A Reference Resource
Earl Butz (1974–1976): Secretary of Agriculture
Earl Lauer Butz was born near Albion, Indiana, on July 3, 1909. He received a B.S. in agriculture (1932) and a Ph.D. in agricultural economics (1937) from Purdue University. At one time, he headed the Purdue Department of Agriculture. Butz was vice president of what has become the American Agricultural Economics Association (1948), and he was also vice president of the American Society of Farm Managers and Rural Appraisers (1951).
President Dwight D. Eisenhower selected him to be an assistant secretary of agriculture in 1954, and Butz also served as chairman of the United States Delegation to the Food and Agriculture Organization of the United Nations. He returned to Purdue as dean of agriculture in 1957 before being appointed both dean of continuing education and vice president of the Purdue Research Foundation in 1968.
In the administration of Richard Nixon, he served as Secretary of the Department of Agriculture from 1971 to 1974. He continued in that position in Gerald Ford's administration, where his major accomplishment was negotiating a grain deal with the Soviet Union. In 1976, Butz became an instant liability to President Ford after telling a racist joke that was overheard by several reporters. On October 4, 1976, he resigned.
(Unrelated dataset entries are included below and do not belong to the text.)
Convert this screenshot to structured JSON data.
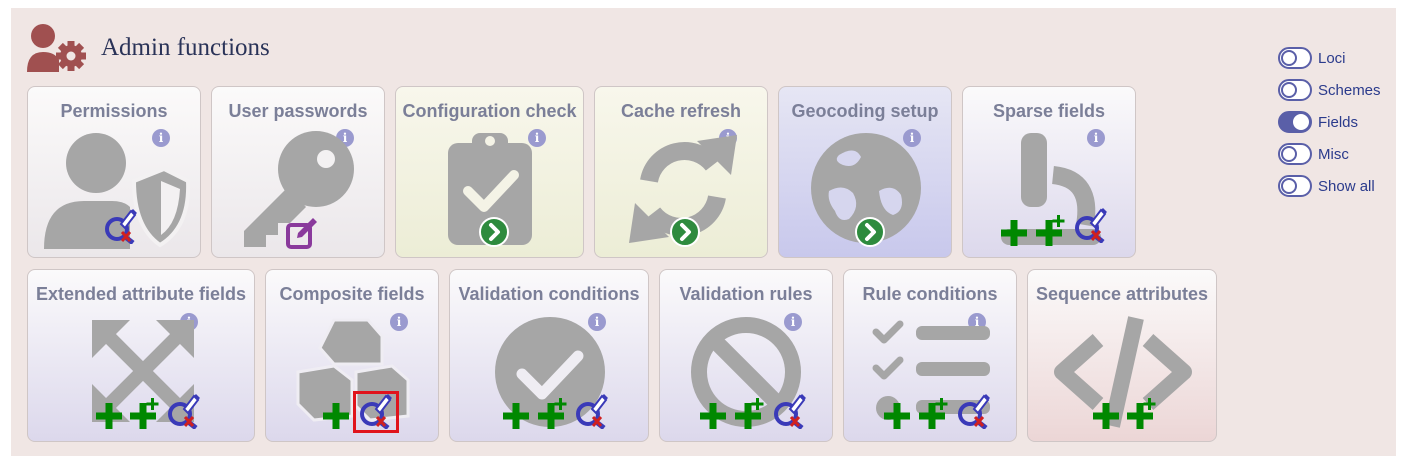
{
  "header": {
    "title": "Admin functions",
    "icon": "user-cog-icon"
  },
  "colors": {
    "icon_grey": "#a6a6a6",
    "header_icon": "#a05050",
    "plus_green": "#008800",
    "query_blue": "#3a3ab8",
    "toggle": "#5a5fa8",
    "highlight": "#e0141c"
  },
  "tiles_row1": [
    {
      "label": "Permissions",
      "icon": "user-shield-icon",
      "badges": [
        "query-icon"
      ]
    },
    {
      "label": "User passwords",
      "icon": "key-icon",
      "badges": [
        "edit-icon"
      ]
    },
    {
      "label": "Configuration check",
      "icon": "clipboard-check-icon",
      "badges": [
        "go-icon"
      ]
    },
    {
      "label": "Cache refresh",
      "icon": "refresh-icon",
      "badges": [
        "go-icon"
      ]
    },
    {
      "label": "Geocoding setup",
      "icon": "globe-icon",
      "badges": [
        "go-icon"
      ]
    },
    {
      "label": "Sparse fields",
      "icon": "microscope-icon",
      "badges": [
        "add-icon",
        "batch-add-icon",
        "query-icon"
      ]
    }
  ],
  "tiles_row2": [
    {
      "label": "Extended attribute fields",
      "icon": "expand-arrows-icon",
      "badges": [
        "add-icon",
        "batch-add-icon",
        "query-icon"
      ]
    },
    {
      "label": "Composite fields",
      "icon": "cubes-icon",
      "badges": [
        "add-icon",
        "query-icon"
      ]
    },
    {
      "label": "Validation conditions",
      "icon": "check-circle-icon",
      "badges": [
        "add-icon",
        "batch-add-icon",
        "query-icon"
      ]
    },
    {
      "label": "Validation rules",
      "icon": "ban-icon",
      "badges": [
        "add-icon",
        "batch-add-icon",
        "query-icon"
      ]
    },
    {
      "label": "Rule conditions",
      "icon": "tasks-icon",
      "badges": [
        "add-icon",
        "batch-add-icon",
        "query-icon"
      ]
    },
    {
      "label": "Sequence attributes",
      "icon": "code-icon",
      "badges": [
        "add-icon",
        "batch-add-icon"
      ]
    }
  ],
  "info_glyph": "i",
  "toggles": [
    {
      "label": "Loci",
      "on": false
    },
    {
      "label": "Schemes",
      "on": false
    },
    {
      "label": "Fields",
      "on": true
    },
    {
      "label": "Misc",
      "on": false
    },
    {
      "label": "Show all",
      "on": false
    }
  ]
}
Butz resumed his professorship at Purdue University, but in May 1981, he pled guilty to charges of tax evasion-all but thirty days of his five year sentence was suspended. Butz died on February 2, 2008, in Washington, D.C.